▸ **WHAT YOU ARE ASKED TO DO**:
Without carrying over a single picture, write out the records below exactly.

### RECORD SET

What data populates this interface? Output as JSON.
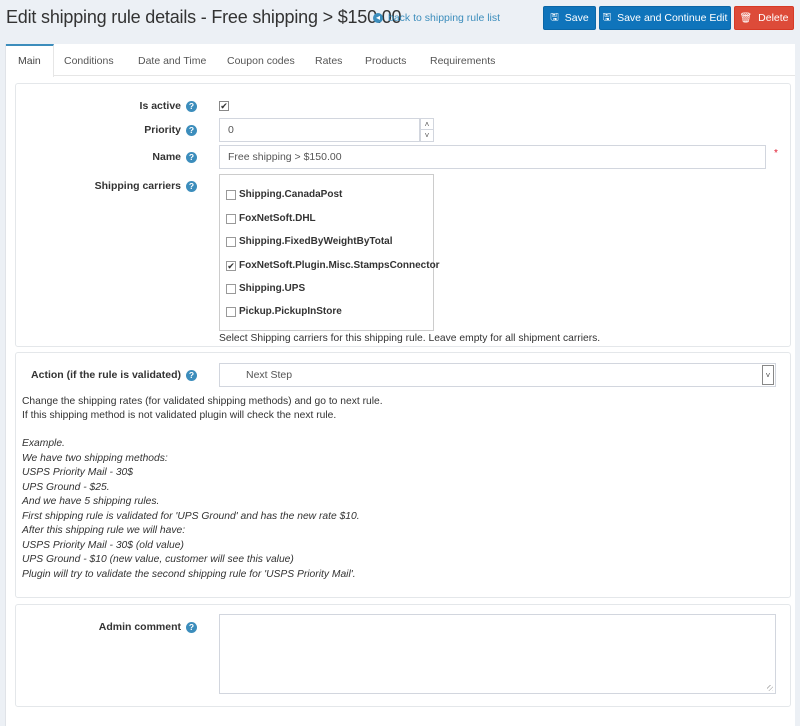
{
  "header": {
    "title": "Edit shipping rule details - Free shipping > $150.00",
    "back_link": "back to shipping rule list",
    "buttons": {
      "save": "Save",
      "save_continue": "Save and Continue Edit",
      "delete": "Delete"
    }
  },
  "tabs": [
    {
      "label": "Main",
      "active": true
    },
    {
      "label": "Conditions"
    },
    {
      "label": "Date and Time"
    },
    {
      "label": "Coupon codes"
    },
    {
      "label": "Rates"
    },
    {
      "label": "Products"
    },
    {
      "label": "Requirements"
    }
  ],
  "main": {
    "is_active": {
      "label": "Is active",
      "checked": true
    },
    "priority": {
      "label": "Priority",
      "value": "0"
    },
    "name": {
      "label": "Name",
      "value": "Free shipping > $150.00",
      "required_mark": "*"
    },
    "shipping_carriers": {
      "label": "Shipping carriers",
      "items": [
        {
          "label": "Shipping.CanadaPost",
          "checked": false
        },
        {
          "label": "FoxNetSoft.DHL",
          "checked": false
        },
        {
          "label": "Shipping.FixedByWeightByTotal",
          "checked": false
        },
        {
          "label": "FoxNetSoft.Plugin.Misc.StampsConnector",
          "checked": true
        },
        {
          "label": "Shipping.UPS",
          "checked": false
        },
        {
          "label": "Pickup.PickupInStore",
          "checked": false
        }
      ],
      "hint": "Select Shipping carriers for this shipping rule. Leave empty for all shipment carriers."
    }
  },
  "action": {
    "label": "Action (if the rule is validated)",
    "selected": "Next Step",
    "description": [
      "Change the shipping rates (for validated shipping methods) and go to next rule.",
      "If this shipping method is not validated plugin will check the next rule."
    ],
    "example": [
      "Example.",
      "We have two shipping methods:",
      "USPS Priority Mail - 30$",
      "UPS Ground - $25.",
      "And we have 5 shipping rules.",
      "First shipping rule is validated for 'UPS Ground' and has the new rate $10.",
      "After this shipping rule we will have:",
      "USPS Priority Mail - 30$ (old value)",
      "UPS Ground - $10 (new value, customer will see this value)",
      "Plugin will try to validate the second shipping rule for 'USPS Priority Mail'."
    ]
  },
  "admin_comment": {
    "label": "Admin comment",
    "value": ""
  },
  "icons": {
    "help": "?",
    "check": "✔",
    "back": "◂",
    "save": "🖫",
    "delete": "🗑",
    "up": "˄",
    "down": "˅",
    "select_arrow": "˅"
  }
}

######

▸ **EXERCISE OUTPUT**:
What data populates this interface? Output as JSON.
{
  "header": {
    "title": "Edit shipping rule details - Free shipping > $150.00",
    "back_link": "back to shipping rule list",
    "buttons": {
      "save": "Save",
      "save_continue": "Save and Continue Edit",
      "delete": "Delete"
    }
  },
  "tabs": [
    {
      "label": "Main",
      "active": true
    },
    {
      "label": "Conditions"
    },
    {
      "label": "Date and Time"
    },
    {
      "label": "Coupon codes"
    },
    {
      "label": "Rates"
    },
    {
      "label": "Products"
    },
    {
      "label": "Requirements"
    }
  ],
  "main": {
    "is_active": {
      "label": "Is active",
      "checked": true
    },
    "priority": {
      "label": "Priority",
      "value": "0"
    },
    "name": {
      "label": "Name",
      "value": "Free shipping > $150.00",
      "required_mark": "*"
    },
    "shipping_carriers": {
      "label": "Shipping carriers",
      "items": [
        {
          "label": "Shipping.CanadaPost",
          "checked": false
        },
        {
          "label": "FoxNetSoft.DHL",
          "checked": false
        },
        {
          "label": "Shipping.FixedByWeightByTotal",
          "checked": false
        },
        {
          "label": "FoxNetSoft.Plugin.Misc.StampsConnector",
          "checked": true
        },
        {
          "label": "Shipping.UPS",
          "checked": false
        },
        {
          "label": "Pickup.PickupInStore",
          "checked": false
        }
      ],
      "hint": "Select Shipping carriers for this shipping rule. Leave empty for all shipment carriers."
    }
  },
  "action": {
    "label": "Action (if the rule is validated)",
    "selected": "Next Step",
    "description": [
      "Change the shipping rates (for validated shipping methods) and go to next rule.",
      "If this shipping method is not validated plugin will check the next rule."
    ],
    "example": [
      "Example.",
      "We have two shipping methods:",
      "USPS Priority Mail - 30$",
      "UPS Ground - $25.",
      "And we have 5 shipping rules.",
      "First shipping rule is validated for 'UPS Ground' and has the new rate $10.",
      "After this shipping rule we will have:",
      "USPS Priority Mail - 30$ (old value)",
      "UPS Ground - $10 (new value, customer will see this value)",
      "Plugin will try to validate the second shipping rule for 'USPS Priority Mail'."
    ]
  },
  "admin_comment": {
    "label": "Admin comment",
    "value": ""
  },
  "icons": {
    "help": "?",
    "check": "✔",
    "back": "◂",
    "save": "🖫",
    "delete": "🗑",
    "up": "˄",
    "down": "˅",
    "select_arrow": "˅"
  }
}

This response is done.